- Title Contingency. Most purchase agreements will automatically include a title contingency. This ensures that the buyer will receive clean title to the property, without any liens or other encumbrances that would allow someone else to claim title to the property after they’ve purchased it.
Another term you’ll want to consider when reviewing an offer is the closing date specified by the buyer in their purchase offer. The closing date is not only when you’ll get your money for the property, it’s also generally when you’ll have to be moved out, and the date until which you’ll be paying all the expenses on the property, such as maintenance, insurance and taxes.
The possession date a buyer includes in their purchase offer may influence you just like the closing date can. If you need time to find a new home, you may have included in your listing a term like “60 days possession.” If you require possession after closing, recognize that there will be a cost associated with that, generally reimbursement of the buyer’s mortgage and possibly other costs until they are able to take possession of the property.
Negotiating the Right Way
We take the ethical responsibility of fairly negotiating contractual terms very seriously. It is our job to find a win-win agreement that is beneficial to all parties involved. You may even have to deal with multiple offers before finding the one you judge to be the most suitable for you – and as your agents, we will guarantee a thorough and objective assessment of each offer to help you make the right choice.
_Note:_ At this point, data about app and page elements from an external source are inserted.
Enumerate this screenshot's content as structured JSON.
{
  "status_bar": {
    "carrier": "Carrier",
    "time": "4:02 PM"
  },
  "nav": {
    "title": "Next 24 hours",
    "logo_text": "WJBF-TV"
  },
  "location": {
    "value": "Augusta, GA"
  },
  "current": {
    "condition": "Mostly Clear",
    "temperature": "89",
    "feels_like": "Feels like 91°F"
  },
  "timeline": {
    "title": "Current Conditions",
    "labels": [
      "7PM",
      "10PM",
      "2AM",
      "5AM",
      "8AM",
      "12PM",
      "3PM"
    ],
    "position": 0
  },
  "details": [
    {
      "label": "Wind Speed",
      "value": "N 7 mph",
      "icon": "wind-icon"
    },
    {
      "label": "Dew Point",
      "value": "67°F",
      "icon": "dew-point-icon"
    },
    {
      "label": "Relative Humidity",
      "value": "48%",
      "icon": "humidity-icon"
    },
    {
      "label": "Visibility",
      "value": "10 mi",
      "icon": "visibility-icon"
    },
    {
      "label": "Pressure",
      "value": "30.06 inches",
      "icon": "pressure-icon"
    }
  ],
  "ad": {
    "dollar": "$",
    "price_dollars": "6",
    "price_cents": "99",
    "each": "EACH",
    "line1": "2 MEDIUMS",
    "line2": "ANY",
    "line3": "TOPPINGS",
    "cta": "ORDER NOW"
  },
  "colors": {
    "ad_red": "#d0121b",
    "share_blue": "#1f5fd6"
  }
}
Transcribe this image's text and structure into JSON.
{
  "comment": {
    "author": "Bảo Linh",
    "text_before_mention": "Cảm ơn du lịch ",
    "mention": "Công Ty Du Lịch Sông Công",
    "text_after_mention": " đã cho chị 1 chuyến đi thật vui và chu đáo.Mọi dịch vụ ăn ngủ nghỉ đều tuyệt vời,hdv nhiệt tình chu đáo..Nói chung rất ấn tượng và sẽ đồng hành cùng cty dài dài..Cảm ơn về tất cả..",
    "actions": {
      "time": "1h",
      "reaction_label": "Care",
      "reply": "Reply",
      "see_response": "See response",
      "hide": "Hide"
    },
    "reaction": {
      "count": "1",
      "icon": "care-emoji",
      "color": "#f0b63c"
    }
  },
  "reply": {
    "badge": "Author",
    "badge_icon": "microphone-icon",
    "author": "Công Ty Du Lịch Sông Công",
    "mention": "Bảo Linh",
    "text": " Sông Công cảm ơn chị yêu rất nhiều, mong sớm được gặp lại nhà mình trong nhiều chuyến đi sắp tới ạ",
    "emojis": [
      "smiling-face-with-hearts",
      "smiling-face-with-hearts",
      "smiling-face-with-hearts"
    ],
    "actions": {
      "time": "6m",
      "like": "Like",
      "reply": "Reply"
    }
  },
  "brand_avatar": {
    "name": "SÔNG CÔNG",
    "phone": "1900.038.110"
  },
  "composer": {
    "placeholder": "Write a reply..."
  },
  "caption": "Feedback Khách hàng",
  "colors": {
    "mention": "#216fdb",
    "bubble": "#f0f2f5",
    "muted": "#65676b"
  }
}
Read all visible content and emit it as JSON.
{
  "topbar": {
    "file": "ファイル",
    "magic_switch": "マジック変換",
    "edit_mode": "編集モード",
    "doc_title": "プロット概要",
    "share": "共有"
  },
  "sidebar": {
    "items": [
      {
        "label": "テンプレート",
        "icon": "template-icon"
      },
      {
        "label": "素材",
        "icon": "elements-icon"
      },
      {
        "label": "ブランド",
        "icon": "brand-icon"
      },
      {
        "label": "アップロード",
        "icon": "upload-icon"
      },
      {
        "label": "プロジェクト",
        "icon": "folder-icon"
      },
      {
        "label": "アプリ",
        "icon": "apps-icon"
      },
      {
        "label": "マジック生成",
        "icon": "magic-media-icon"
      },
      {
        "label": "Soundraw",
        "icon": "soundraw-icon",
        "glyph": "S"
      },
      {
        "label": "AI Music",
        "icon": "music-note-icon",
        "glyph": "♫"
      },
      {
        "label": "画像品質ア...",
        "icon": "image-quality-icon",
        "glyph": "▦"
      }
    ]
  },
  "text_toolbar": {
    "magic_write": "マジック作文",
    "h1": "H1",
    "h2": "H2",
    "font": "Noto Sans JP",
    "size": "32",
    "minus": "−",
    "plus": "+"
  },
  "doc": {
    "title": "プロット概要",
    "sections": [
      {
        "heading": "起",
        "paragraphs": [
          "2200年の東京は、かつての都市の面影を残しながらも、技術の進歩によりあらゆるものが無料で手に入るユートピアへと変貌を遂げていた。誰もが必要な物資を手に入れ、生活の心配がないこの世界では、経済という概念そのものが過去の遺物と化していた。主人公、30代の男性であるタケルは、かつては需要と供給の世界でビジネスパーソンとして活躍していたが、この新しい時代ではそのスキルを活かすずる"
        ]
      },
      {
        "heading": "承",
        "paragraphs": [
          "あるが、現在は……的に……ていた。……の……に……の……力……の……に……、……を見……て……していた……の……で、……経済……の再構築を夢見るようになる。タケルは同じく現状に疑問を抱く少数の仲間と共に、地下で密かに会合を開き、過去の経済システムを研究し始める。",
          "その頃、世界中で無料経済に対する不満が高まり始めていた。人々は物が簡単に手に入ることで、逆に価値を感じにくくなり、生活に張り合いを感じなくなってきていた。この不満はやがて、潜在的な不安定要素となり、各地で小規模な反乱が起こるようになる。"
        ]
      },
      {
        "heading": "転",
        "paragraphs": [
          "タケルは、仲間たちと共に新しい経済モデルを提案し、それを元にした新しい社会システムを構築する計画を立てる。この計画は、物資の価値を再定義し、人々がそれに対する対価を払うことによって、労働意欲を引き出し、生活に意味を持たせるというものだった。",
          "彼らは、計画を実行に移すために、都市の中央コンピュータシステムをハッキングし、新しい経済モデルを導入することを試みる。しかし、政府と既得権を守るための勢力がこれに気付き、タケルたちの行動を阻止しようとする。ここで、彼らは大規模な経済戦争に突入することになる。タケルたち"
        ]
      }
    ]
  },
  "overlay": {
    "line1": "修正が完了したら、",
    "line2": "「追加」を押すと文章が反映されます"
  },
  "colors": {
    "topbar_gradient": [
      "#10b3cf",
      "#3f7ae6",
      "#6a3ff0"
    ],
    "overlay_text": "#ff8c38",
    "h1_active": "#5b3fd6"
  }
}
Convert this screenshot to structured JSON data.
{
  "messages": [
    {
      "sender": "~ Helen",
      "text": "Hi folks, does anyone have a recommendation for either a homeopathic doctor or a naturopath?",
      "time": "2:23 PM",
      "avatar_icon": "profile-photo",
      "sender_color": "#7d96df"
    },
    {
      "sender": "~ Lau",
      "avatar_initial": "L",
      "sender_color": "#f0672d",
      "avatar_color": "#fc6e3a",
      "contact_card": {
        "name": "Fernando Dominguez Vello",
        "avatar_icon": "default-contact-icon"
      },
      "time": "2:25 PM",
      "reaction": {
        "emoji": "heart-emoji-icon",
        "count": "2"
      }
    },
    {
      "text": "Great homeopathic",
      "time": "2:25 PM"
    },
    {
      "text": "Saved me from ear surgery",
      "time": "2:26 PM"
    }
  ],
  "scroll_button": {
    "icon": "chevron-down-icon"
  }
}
At Vanderhoef Properties, we have unique backgrounds to help you negotiate each offer. From Matt’s training and accreditation as a National Association of Realtors “Certified Negotiation Expert,” to Bill’s years of experience as a litigator, your negotiation team will be hard to beat.